[Start of Attachment]

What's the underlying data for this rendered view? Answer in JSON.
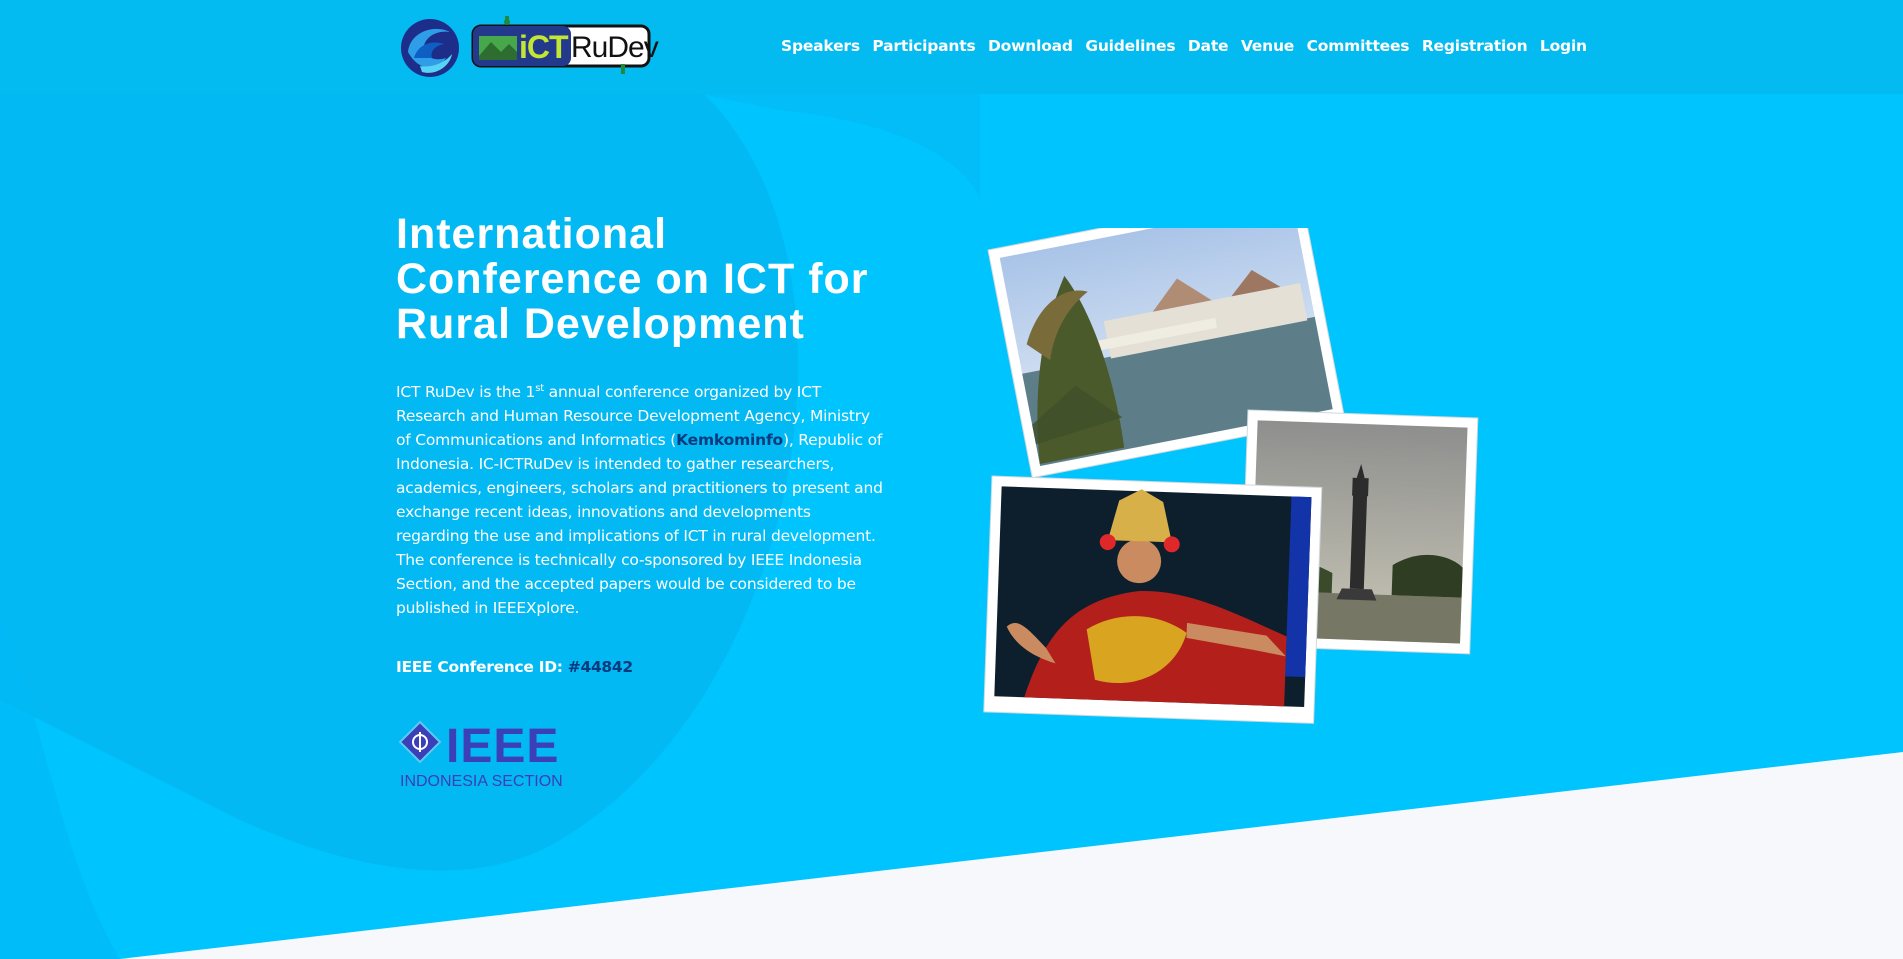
{
  "navbar": {
    "logo_ict": "iCT",
    "logo_rudev": "RuDev",
    "items": [
      {
        "label": "Speakers"
      },
      {
        "label": "Participants"
      },
      {
        "label": "Download"
      },
      {
        "label": "Guidelines"
      },
      {
        "label": "Date"
      },
      {
        "label": "Venue"
      },
      {
        "label": "Committees"
      },
      {
        "label": "Registration"
      },
      {
        "label": "Login"
      }
    ]
  },
  "hero": {
    "title": "International Conference on ICT for Rural Development",
    "intro": {
      "part1": "ICT RuDev is the 1",
      "sup": "st",
      "part2": " annual conference organized by ICT Research and Human Resource Development Agency, Ministry of Communications and Informatics (",
      "link": "Kemkominfo",
      "part3": "), Republic of Indonesia. IC-ICTRuDev is intended to gather researchers, academics, engineers, scholars and practitioners to present and exchange recent ideas, innovations and developments regarding the use and implications of ICT in rural development. The conference is technically co-sponsored by IEEE Indonesia Section, and the accepted papers would be considered to be published in IEEEXplore."
    },
    "conference_id_label": "IEEE Conference ID: ",
    "conference_id_value": "#44842",
    "ieee_logo_text": "IEEE",
    "ieee_logo_subtext": "INDONESIA SECTION"
  },
  "colors": {
    "primary": "#04bbf1",
    "hero_bg": "#00c3ff",
    "footer_bg": "#f6f8fb",
    "link_dark": "#083b7d"
  }
}
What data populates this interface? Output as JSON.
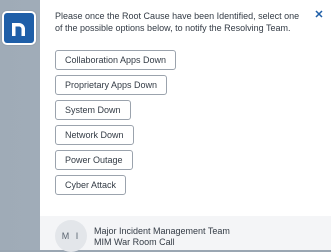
{
  "logo": {
    "letter": "n",
    "icon": "brand-logo-icon",
    "color": "#1f5fa8"
  },
  "message": "Please once the Root Cause have been Identified, select one of the possible options below, to notify the Resolving Team.",
  "close": {
    "icon": "close-icon",
    "glyph": "✕"
  },
  "options": [
    "Collaboration Apps Down",
    "Proprietary Apps Down",
    "System Down",
    "Network Down",
    "Power Outage",
    "Cyber Attack"
  ],
  "contact": {
    "initials": "M I",
    "line1": "Major Incident Management Team",
    "line2": "MIM War Room Call"
  }
}
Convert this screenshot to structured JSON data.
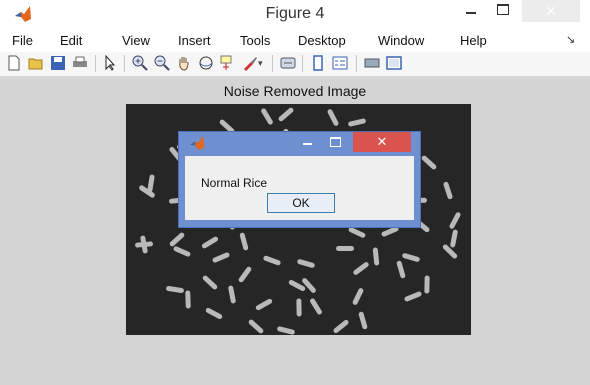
{
  "window": {
    "title": "Figure 4",
    "close_glyph": "✕"
  },
  "menu": [
    "File",
    "Edit",
    "View",
    "Insert",
    "Tools",
    "Desktop",
    "Window",
    "Help"
  ],
  "menu_overflow_glyph": "↘",
  "toolbar_icons": [
    "new-figure-icon",
    "open-file-icon",
    "save-icon",
    "print-icon",
    "edit-plot-arrow-icon",
    "zoom-in-icon",
    "zoom-out-icon",
    "pan-hand-icon",
    "rotate-3d-icon",
    "data-cursor-icon",
    "brush-icon",
    "brush-dropdown-icon",
    "link-plot-icon",
    "insert-colorbar-icon",
    "insert-legend-icon",
    "hide-plot-tools-icon",
    "show-plot-tools-icon"
  ],
  "figure": {
    "axes_title": "Noise Removed Image"
  },
  "dialog": {
    "message": "Normal Rice",
    "ok_label": "OK",
    "close_glyph": "✕"
  },
  "colors": {
    "dialog_frame": "#6e8fd0",
    "close_button": "#d9534f",
    "figure_background": "#d4d4d4",
    "image_background": "#262626",
    "rice_grain": "#b9b9b9"
  }
}
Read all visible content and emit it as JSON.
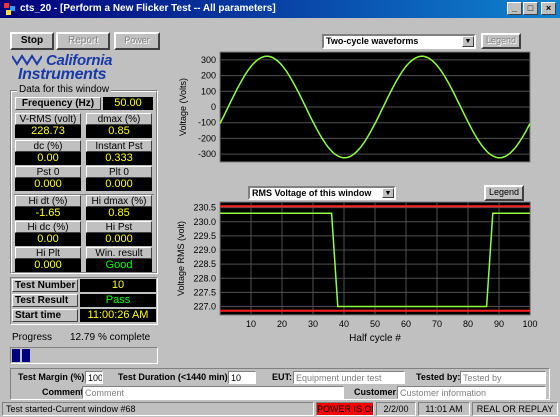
{
  "window": {
    "title": "cts_20 - [Perform a New Flicker Test -- All parameters]"
  },
  "toolbar": {
    "stop": "Stop",
    "report": "Report",
    "power": "Power"
  },
  "logo": {
    "line1": "California",
    "line2": "Instruments"
  },
  "data_group": {
    "title": "Data for this window"
  },
  "measurements": {
    "frequency": {
      "label": "Frequency (Hz)",
      "value": "50.00"
    },
    "vrms": {
      "label": "V-RMS (volt)",
      "value": "228.73"
    },
    "dmax": {
      "label": "dmax (%)",
      "value": "0.85"
    },
    "dc": {
      "label": "dc (%)",
      "value": "0.00"
    },
    "instant_pst": {
      "label": "Instant Pst",
      "value": "0.333"
    },
    "pst0": {
      "label": "Pst 0",
      "value": "0.000"
    },
    "plt0": {
      "label": "Plt 0",
      "value": "0.000"
    },
    "hi_dt": {
      "label": "Hi dt (%)",
      "value": "-1.65"
    },
    "hi_dmax": {
      "label": "Hi dmax (%)",
      "value": "0.85"
    },
    "hi_dc": {
      "label": "Hi dc (%)",
      "value": "0.00"
    },
    "hi_pst": {
      "label": "Hi Pst",
      "value": "0.000"
    },
    "hi_plt": {
      "label": "Hi Plt",
      "value": "0.000"
    },
    "win_result": {
      "label": "Win. result",
      "value": "Good"
    }
  },
  "test": {
    "number_label": "Test Number",
    "number_value": "10",
    "result_label": "Test Result",
    "result_value": "Pass",
    "start_label": "Start time",
    "start_value": "11:00:26 AM"
  },
  "progress": {
    "label": "Progress",
    "value": "12.79",
    "unit": "% complete",
    "fraction": 0.1279
  },
  "chart_top_controls": {
    "select": "Two-cycle waveforms",
    "legend": "Legend"
  },
  "chart_bottom_controls": {
    "select": "RMS Voltage of this window",
    "legend": "Legend"
  },
  "chart_data": [
    {
      "type": "line",
      "ylabel": "Voltage (Volts)",
      "xlabel": "",
      "ylim": [
        -350,
        350
      ],
      "yticks": [
        "300",
        "200",
        "100",
        "0",
        "-100",
        "-200",
        "-300"
      ],
      "series": [
        {
          "color": "#90ff40",
          "x": [
            0,
            0.25,
            0.5,
            0.75,
            1,
            1.25,
            1.5,
            1.75,
            2
          ],
          "y": [
            -105,
            323,
            105,
            -323,
            -105,
            323,
            105,
            -323,
            -105
          ]
        }
      ]
    },
    {
      "type": "line",
      "ylabel": "Voltage RMS (volt)",
      "xlabel": "Half cycle #",
      "xlim": [
        0,
        100
      ],
      "ylim": [
        226.7,
        230.7
      ],
      "xticks": [
        "10",
        "20",
        "30",
        "40",
        "50",
        "60",
        "70",
        "80",
        "90",
        "100"
      ],
      "yticks": [
        "230.5",
        "230.0",
        "229.5",
        "229.0",
        "228.5",
        "228.0",
        "227.5",
        "227.0"
      ],
      "limit_lines": [
        230.55,
        226.85
      ],
      "series": [
        {
          "color": "#90ff40",
          "x": [
            0,
            36,
            38,
            86,
            88,
            100
          ],
          "y": [
            230.3,
            230.3,
            227.0,
            227.0,
            230.3,
            230.3
          ]
        }
      ]
    }
  ],
  "footer": {
    "test_margin_label": "Test Margin (%):",
    "test_margin_value": "100",
    "test_duration_label": "Test Duration (<1440 min):",
    "test_duration_value": "10",
    "eut_label": "EUT:",
    "eut_placeholder": "Equipment under test",
    "tested_by_label": "Tested by:",
    "tested_by_placeholder": "Tested by",
    "comment_label": "Comment:",
    "comment_placeholder": "Comment",
    "customer_label": "Customer:",
    "customer_placeholder": "Customer information"
  },
  "statusbar": {
    "message": "Test started-Current window #68",
    "power": "POWER IS ON",
    "date": "2/2/00",
    "time": "11:01 AM",
    "mode": "REAL OR REPLAY"
  },
  "colors": {
    "accent": "#1a3aa8",
    "value_text": "#ffff00",
    "good_text": "#00ff00",
    "trace": "#90ff40",
    "limit": "#ff2020",
    "power_bg": "#ff0000"
  }
}
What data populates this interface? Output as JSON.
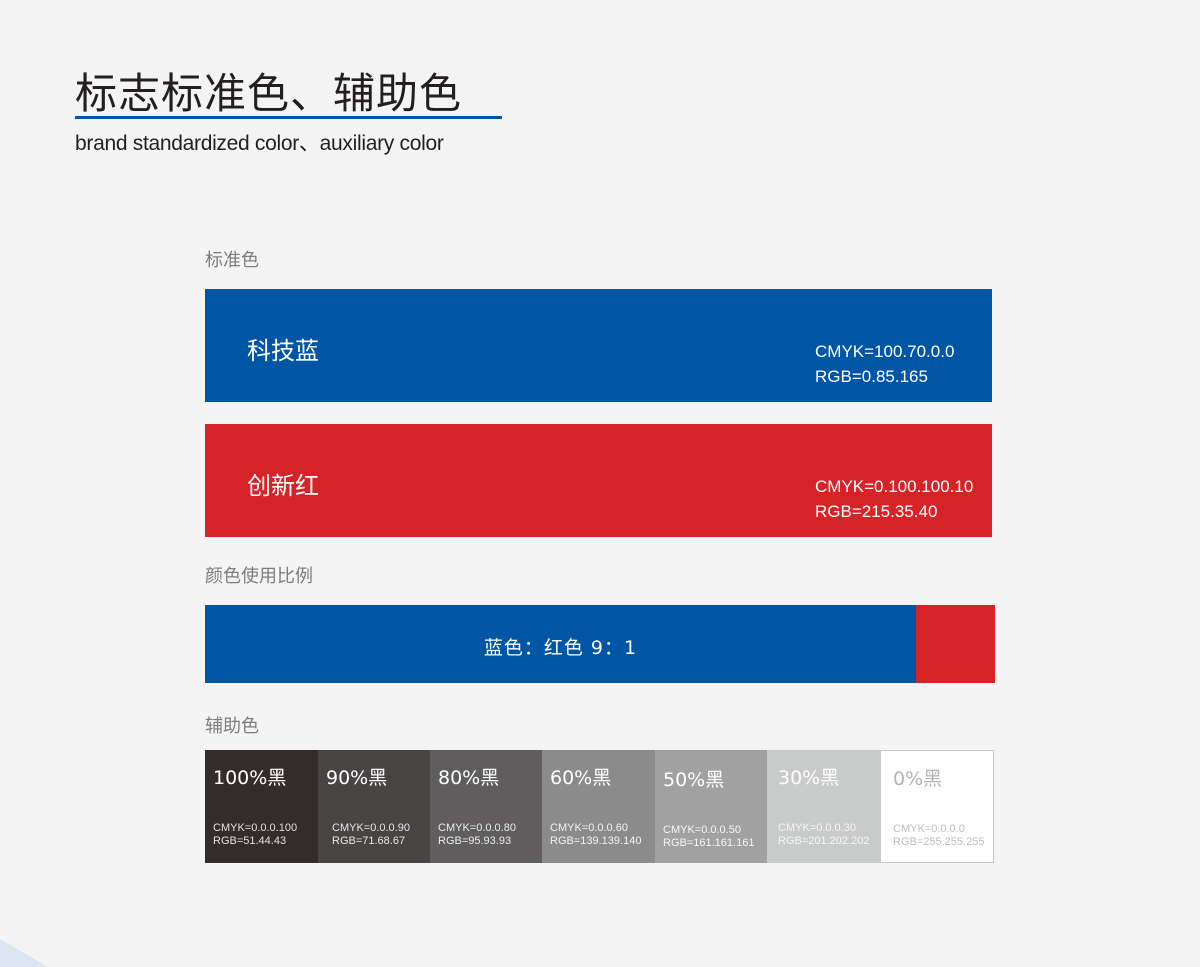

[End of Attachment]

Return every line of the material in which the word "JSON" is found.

What's the underlying data for this rendered view? Answer in JSON.
What data populates this interface? Output as JSON.
Convert this screenshot to structured JSON data.
Read all visible content and emit it as JSON.
What data populates this interface? Output as JSON.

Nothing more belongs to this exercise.